* **Records shown**:
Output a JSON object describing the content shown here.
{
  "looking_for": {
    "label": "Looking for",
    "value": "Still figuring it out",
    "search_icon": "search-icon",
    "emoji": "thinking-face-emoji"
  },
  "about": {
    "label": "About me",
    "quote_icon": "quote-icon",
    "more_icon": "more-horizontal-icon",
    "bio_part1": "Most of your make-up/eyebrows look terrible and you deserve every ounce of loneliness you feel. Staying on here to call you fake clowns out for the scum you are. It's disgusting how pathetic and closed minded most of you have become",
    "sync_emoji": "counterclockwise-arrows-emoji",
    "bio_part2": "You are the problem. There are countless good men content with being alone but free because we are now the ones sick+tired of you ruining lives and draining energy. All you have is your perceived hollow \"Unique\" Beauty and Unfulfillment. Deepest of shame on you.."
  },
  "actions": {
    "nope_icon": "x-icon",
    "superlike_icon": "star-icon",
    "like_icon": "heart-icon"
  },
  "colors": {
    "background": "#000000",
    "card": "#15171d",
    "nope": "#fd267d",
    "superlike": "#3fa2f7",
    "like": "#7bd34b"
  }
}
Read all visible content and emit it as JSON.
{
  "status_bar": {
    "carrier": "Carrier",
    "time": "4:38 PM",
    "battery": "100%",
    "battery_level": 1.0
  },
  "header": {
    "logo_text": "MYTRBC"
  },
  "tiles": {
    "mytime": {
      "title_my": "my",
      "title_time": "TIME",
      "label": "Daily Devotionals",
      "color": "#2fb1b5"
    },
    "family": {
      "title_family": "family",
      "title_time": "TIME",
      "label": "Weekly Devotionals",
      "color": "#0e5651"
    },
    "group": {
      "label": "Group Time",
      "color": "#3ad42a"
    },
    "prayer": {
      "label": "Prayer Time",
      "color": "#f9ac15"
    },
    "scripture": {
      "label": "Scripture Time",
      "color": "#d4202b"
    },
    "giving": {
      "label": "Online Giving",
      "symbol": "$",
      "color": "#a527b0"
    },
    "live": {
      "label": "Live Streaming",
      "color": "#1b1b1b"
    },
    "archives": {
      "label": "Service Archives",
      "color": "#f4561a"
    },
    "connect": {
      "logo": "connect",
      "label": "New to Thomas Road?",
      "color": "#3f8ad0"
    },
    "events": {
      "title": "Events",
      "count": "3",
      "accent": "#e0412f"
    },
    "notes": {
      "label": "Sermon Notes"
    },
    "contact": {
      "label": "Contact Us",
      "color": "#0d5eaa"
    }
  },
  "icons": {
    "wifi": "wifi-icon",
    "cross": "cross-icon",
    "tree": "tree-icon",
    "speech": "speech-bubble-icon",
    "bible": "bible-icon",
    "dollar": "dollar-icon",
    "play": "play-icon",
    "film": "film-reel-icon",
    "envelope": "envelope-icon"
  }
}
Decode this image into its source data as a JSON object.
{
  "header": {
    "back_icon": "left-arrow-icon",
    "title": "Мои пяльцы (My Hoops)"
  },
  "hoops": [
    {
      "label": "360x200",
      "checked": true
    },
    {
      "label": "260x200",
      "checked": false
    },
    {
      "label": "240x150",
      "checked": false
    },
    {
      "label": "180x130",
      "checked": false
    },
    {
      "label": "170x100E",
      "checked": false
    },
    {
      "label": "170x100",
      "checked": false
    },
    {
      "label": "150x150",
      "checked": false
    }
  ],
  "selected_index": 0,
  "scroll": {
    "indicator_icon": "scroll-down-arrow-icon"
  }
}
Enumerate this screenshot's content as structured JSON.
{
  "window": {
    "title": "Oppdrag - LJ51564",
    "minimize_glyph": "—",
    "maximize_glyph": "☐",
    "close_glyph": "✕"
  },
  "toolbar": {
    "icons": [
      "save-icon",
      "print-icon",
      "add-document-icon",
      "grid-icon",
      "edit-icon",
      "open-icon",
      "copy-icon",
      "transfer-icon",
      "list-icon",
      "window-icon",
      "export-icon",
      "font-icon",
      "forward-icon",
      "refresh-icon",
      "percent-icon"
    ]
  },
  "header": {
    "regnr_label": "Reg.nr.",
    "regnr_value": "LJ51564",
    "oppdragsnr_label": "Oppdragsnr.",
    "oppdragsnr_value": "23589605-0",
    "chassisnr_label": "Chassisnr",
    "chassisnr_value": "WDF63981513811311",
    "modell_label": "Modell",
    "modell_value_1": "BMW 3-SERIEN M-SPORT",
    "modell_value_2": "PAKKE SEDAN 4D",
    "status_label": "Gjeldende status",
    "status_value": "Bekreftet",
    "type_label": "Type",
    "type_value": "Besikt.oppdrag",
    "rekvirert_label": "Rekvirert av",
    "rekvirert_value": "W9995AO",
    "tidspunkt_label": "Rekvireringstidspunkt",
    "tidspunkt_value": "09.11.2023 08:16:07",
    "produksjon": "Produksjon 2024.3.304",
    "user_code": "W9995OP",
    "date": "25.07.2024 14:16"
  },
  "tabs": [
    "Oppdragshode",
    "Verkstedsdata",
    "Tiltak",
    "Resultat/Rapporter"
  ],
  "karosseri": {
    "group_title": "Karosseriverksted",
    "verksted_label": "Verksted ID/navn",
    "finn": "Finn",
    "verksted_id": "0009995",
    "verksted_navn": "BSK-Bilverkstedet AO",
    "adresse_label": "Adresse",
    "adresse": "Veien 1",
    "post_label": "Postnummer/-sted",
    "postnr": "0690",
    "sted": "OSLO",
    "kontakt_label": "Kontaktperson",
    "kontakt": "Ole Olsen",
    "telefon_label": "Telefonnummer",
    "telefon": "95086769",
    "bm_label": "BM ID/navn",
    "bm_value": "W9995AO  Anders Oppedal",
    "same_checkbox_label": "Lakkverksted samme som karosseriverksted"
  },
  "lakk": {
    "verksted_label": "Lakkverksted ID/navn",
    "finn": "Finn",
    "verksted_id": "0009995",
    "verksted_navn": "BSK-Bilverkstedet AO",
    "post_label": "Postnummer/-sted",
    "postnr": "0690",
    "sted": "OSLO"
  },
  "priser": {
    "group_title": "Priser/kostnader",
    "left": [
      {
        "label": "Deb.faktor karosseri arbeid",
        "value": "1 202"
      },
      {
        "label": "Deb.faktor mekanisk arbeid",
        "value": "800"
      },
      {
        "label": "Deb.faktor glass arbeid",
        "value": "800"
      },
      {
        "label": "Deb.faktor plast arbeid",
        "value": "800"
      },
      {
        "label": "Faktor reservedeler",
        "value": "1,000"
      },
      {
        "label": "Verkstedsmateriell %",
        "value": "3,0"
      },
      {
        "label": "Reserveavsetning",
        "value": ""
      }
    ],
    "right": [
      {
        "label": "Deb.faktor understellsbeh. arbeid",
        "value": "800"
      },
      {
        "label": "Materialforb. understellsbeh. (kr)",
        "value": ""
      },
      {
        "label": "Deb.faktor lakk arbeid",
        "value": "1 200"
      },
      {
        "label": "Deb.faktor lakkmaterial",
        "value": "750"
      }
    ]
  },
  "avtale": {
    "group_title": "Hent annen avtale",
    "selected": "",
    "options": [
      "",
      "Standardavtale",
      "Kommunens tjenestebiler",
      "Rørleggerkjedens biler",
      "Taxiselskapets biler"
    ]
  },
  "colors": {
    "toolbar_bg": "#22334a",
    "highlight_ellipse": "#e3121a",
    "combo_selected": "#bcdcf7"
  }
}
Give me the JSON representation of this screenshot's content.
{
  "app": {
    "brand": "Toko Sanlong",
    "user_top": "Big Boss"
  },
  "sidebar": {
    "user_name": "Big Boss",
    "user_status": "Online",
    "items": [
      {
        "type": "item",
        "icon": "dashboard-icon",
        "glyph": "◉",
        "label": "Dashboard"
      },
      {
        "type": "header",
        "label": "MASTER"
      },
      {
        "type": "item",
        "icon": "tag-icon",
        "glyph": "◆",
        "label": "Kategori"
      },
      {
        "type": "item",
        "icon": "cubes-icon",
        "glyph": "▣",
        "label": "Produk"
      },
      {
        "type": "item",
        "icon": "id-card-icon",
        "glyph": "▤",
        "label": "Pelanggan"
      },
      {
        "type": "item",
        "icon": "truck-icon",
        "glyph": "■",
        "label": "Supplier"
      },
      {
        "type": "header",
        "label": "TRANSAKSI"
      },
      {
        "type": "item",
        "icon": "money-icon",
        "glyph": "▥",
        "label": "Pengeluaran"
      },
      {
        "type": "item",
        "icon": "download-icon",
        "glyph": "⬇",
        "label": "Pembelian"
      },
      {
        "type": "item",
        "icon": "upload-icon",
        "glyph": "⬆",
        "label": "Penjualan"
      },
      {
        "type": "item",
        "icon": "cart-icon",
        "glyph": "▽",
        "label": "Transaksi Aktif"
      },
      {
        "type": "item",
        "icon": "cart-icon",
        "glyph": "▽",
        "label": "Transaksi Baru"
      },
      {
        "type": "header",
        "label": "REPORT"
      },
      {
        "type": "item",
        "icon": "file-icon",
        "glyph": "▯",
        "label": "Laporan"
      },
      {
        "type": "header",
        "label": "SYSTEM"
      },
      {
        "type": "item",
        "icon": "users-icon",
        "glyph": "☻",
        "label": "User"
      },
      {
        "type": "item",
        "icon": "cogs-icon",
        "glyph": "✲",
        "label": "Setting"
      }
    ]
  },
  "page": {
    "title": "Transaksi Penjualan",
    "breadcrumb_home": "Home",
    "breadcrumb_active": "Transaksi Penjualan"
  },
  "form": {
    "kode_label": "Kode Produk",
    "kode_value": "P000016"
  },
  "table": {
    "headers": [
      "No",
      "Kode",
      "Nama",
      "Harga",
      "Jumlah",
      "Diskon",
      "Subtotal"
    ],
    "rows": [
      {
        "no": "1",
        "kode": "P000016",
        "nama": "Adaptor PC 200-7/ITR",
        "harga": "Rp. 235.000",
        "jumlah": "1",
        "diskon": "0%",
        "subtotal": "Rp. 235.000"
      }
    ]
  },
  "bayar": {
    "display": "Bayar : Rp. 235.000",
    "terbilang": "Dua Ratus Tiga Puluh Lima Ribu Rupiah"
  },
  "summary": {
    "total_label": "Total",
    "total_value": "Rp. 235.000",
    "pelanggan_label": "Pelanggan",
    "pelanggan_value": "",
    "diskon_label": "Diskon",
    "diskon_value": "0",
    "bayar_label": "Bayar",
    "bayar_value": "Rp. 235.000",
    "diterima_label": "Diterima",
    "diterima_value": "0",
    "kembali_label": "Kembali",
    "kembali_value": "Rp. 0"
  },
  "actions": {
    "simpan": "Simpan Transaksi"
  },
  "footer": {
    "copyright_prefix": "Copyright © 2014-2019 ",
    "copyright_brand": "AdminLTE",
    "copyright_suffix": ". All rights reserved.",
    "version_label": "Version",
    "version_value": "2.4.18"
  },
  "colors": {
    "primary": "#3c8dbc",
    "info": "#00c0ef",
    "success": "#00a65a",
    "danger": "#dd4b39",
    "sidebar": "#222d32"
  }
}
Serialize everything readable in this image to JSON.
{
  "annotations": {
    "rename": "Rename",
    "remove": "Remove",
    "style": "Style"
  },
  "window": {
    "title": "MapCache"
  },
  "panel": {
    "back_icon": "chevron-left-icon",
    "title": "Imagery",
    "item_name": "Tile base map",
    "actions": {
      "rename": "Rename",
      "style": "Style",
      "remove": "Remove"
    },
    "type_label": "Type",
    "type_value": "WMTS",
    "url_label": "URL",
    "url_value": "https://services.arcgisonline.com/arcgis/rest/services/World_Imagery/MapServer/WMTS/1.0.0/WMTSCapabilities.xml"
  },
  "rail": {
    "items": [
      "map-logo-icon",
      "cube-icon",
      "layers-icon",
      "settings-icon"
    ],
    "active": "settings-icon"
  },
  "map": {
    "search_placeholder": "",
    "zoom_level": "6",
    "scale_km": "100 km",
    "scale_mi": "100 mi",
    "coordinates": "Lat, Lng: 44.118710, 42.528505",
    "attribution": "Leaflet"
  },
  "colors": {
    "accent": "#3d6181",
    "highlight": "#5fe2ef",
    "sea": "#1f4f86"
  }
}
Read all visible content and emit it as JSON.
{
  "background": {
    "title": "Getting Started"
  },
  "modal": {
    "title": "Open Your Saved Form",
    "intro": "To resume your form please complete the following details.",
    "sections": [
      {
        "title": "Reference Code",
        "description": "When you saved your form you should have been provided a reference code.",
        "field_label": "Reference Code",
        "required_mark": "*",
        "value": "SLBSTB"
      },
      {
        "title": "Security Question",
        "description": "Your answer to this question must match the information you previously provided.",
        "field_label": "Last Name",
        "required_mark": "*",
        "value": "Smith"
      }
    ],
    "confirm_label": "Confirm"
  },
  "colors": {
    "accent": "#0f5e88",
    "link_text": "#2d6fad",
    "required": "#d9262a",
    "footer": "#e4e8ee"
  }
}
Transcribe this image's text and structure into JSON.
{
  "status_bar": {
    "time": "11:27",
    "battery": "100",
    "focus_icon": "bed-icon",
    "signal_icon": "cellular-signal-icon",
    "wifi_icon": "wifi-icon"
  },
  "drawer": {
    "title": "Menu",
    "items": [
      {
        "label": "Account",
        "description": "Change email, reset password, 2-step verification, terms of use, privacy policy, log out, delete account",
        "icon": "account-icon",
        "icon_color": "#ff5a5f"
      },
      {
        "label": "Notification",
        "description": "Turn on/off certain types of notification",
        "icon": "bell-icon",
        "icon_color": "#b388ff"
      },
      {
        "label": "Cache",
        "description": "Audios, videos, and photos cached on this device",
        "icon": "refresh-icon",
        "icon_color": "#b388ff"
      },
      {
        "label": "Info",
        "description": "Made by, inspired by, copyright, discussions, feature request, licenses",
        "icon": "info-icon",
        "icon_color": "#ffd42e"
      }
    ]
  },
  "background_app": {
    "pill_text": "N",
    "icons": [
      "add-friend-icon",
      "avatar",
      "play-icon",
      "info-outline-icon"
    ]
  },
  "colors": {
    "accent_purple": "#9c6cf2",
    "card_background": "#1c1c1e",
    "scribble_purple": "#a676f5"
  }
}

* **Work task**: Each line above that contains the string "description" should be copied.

* **Response area**:
        "description": "When you saved your form you should have been provided a reference code.",
        "description": "Your answer to this question must match the information you previously provided.",
        "description": "Change email, reset password, 2-step verification, terms of use, privacy policy, log out, delete account",
        "description": "Turn on/off certain types of notification",
        "description": "Audios, videos, and photos cached on this device",
        "description": "Made by, inspired by, copyright, discussions, feature request, licenses",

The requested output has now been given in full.